Fuel pricing

  Chronos the 2nd 12:06 15 Apr 2013
Locked

Something I read yesterday got me thinking. Can anyone explain why fuel is priced at say £139.9 a litre when 0.9 is not legal tender? And why the minimum purchase is usually 2 litres so if you wanted only a litre you could not actually buy it?

  Quickbeam 12:13 15 Apr 2013

The pumps can't accurately dispense small amounts and we're apparently all easily fooled into believing that 99p is considerably less than £1

  Chronos the 2nd 12:33 15 Apr 2013

Sorry as there is no edit function I must make another post to correct my original thread. There should be no £ in front of 139.9 so Quickbeam that should read as .9 of a penny or rather .9 of 1 pence. And .9 of 1 pence is not legal tender. I do understand your point about 99 in a price.

  Quickbeam 13:05 15 Apr 2013

Maybe it's not it's not a legal tender amount in it's own right, but it can be used for calculating the final price.

Looking at a fuel receipt from this morning, I filled up for £70. For that I got 50.76lts at £1.379

Would I have used another garage if they charged a round 138p? I don't think so...

  Chronos the 2nd 13:28 15 Apr 2013

But that means you have to buy multiples of 10 to round it up to a legal tender.

  spuds 13:31 15 Apr 2013

I would imagine that its all to do with marketing and 'rounding off' to the next figure, and how people think that they are getting a bargain?.

  fourm member 14:57 15 Apr 2013

We let ourselves be fooled and there's no easy way out of that. As you know, the 138 is always a lot bigger than the 99.

As you drive up you see the 138 sooner that the 99. And you respond to that.

If a retailer decided to bite the bullet and price at 139 he'd find everyone was stopping at the 138.99 down the road.

It's just a fact of life.

  Kevscar1 15:09 15 Apr 2013

Many years ago when old money was still around a survey was done that foud out you got many more sales if the price was say £5.99 rather than £6.00. It was also to stop staff stealing. Complete £ no need to ring it up just pocket it. 99p and you had to ring it on the till to give change. of corse then it was £5 19 shillings and 11 pence

  oresome 15:34 15 Apr 2013
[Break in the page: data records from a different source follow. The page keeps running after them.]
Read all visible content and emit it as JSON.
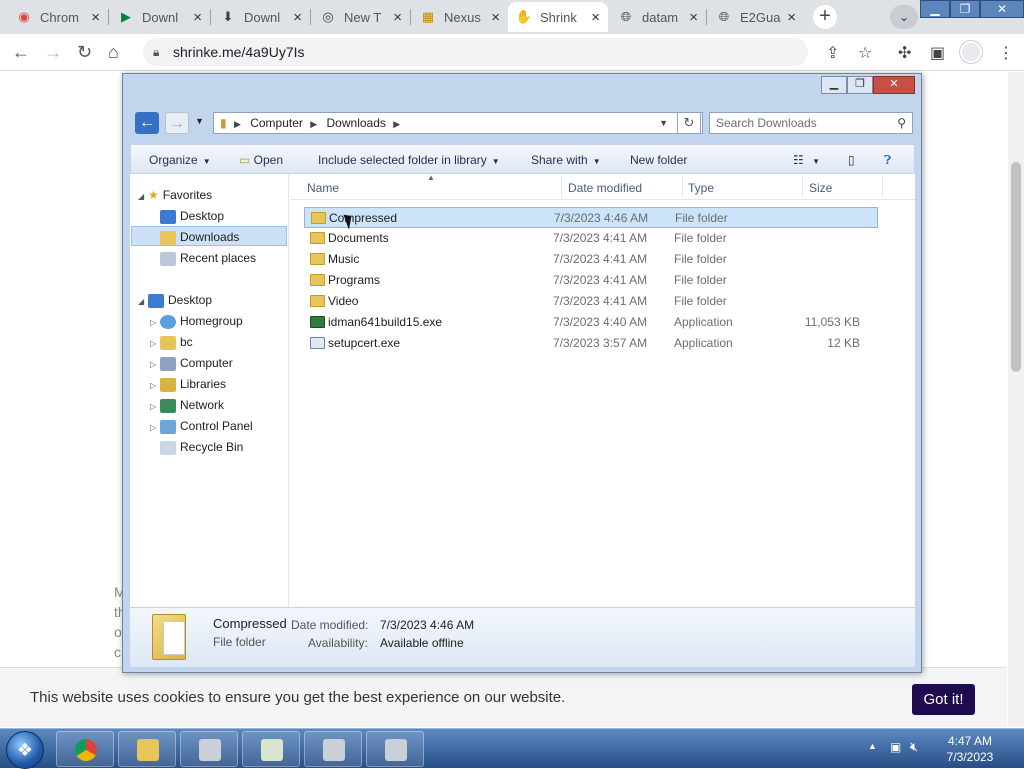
{
  "browser": {
    "tabs": [
      {
        "title": "Chrom",
        "icon": "chrome-icon"
      },
      {
        "title": "Downl",
        "icon": "play-icon"
      },
      {
        "title": "Downl",
        "icon": "download-icon"
      },
      {
        "title": "New T",
        "icon": "chrome-icon"
      },
      {
        "title": "Nexus",
        "icon": "nexus-icon"
      },
      {
        "title": "Shrink",
        "icon": "hand-icon"
      },
      {
        "title": "datam",
        "icon": "globe-icon"
      },
      {
        "title": "E2Gua",
        "icon": "globe-icon"
      }
    ],
    "url": "shrinke.me/4a9Uy7Is"
  },
  "page": {
    "cookie_message": "This website uses cookies to ensure you get the best experience on our website.",
    "cookie_button": "Got it!",
    "partial_text": [
      "M",
      "th",
      "o",
      "c"
    ]
  },
  "explorer": {
    "breadcrumb": [
      "Computer",
      "Downloads"
    ],
    "search_placeholder": "Search Downloads",
    "commands": {
      "organize": "Organize",
      "open": "Open",
      "include": "Include selected folder in library",
      "share": "Share with",
      "newfolder": "New folder"
    },
    "nav": {
      "favorites": "Favorites",
      "desktop_fav": "Desktop",
      "downloads": "Downloads",
      "recent": "Recent places",
      "desktop": "Desktop",
      "homegroup": "Homegroup",
      "bc": "bc",
      "computer": "Computer",
      "libraries": "Libraries",
      "network": "Network",
      "controlpanel": "Control Panel",
      "recycle": "Recycle Bin"
    },
    "columns": {
      "name": "Name",
      "date": "Date modified",
      "type": "Type",
      "size": "Size"
    },
    "files": [
      {
        "name": "Compressed",
        "date": "7/3/2023 4:46 AM",
        "type": "File folder",
        "size": ""
      },
      {
        "name": "Documents",
        "date": "7/3/2023 4:41 AM",
        "type": "File folder",
        "size": ""
      },
      {
        "name": "Music",
        "date": "7/3/2023 4:41 AM",
        "type": "File folder",
        "size": ""
      },
      {
        "name": "Programs",
        "date": "7/3/2023 4:41 AM",
        "type": "File folder",
        "size": ""
      },
      {
        "name": "Video",
        "date": "7/3/2023 4:41 AM",
        "type": "File folder",
        "size": ""
      },
      {
        "name": "idman641build15.exe",
        "date": "7/3/2023 4:40 AM",
        "type": "Application",
        "size": "11,053 KB"
      },
      {
        "name": "setupcert.exe",
        "date": "7/3/2023 3:57 AM",
        "type": "Application",
        "size": "12 KB"
      }
    ],
    "details": {
      "name": "Compressed",
      "type": "File folder",
      "date_label": "Date modified:",
      "date_value": "7/3/2023 4:46 AM",
      "avail_label": "Availability:",
      "avail_value": "Available offline"
    }
  },
  "taskbar": {
    "time": "4:47 AM",
    "date": "7/3/2023"
  }
}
I remember when furniture shops always priced items in guinneas. Few if any customers actually had such coins.

From memory a guinnea was 21 shillings so goods were actually 5% dearer than they appeared at first glance.

  Chronos the 2nd 16:41 15 Apr 2013

Sorry but you all seem to be missing the point here as .9 of one pence is not legal tender. I am not talking about 99p which is of course legal tender as the nine can easily made up using 2p's or 1p's and a 5p and a mixture of all three but .9 of one pence cannot be.

  csqwared 17:19 15 Apr 2013

I'm with you on this one Chronos the 2nd and I think Quickbeam proves your point nicely. 50.76lts @ 137.9p = £69.99.8 which cannot be achieved using legal tender so it's rounded up. Now there's a surprise!

This thread is now locked and can not be replied to.

Elsewhere on IDG sites

Fujitsu Lifebook P727 laptop review

11 best portfolio websites for designers and artists

Office for Mac buying guide: Price, Office 2017 rumours & new features

Comment désactiver les programmes qui s'exécutent au démarrage de Windows 10 ?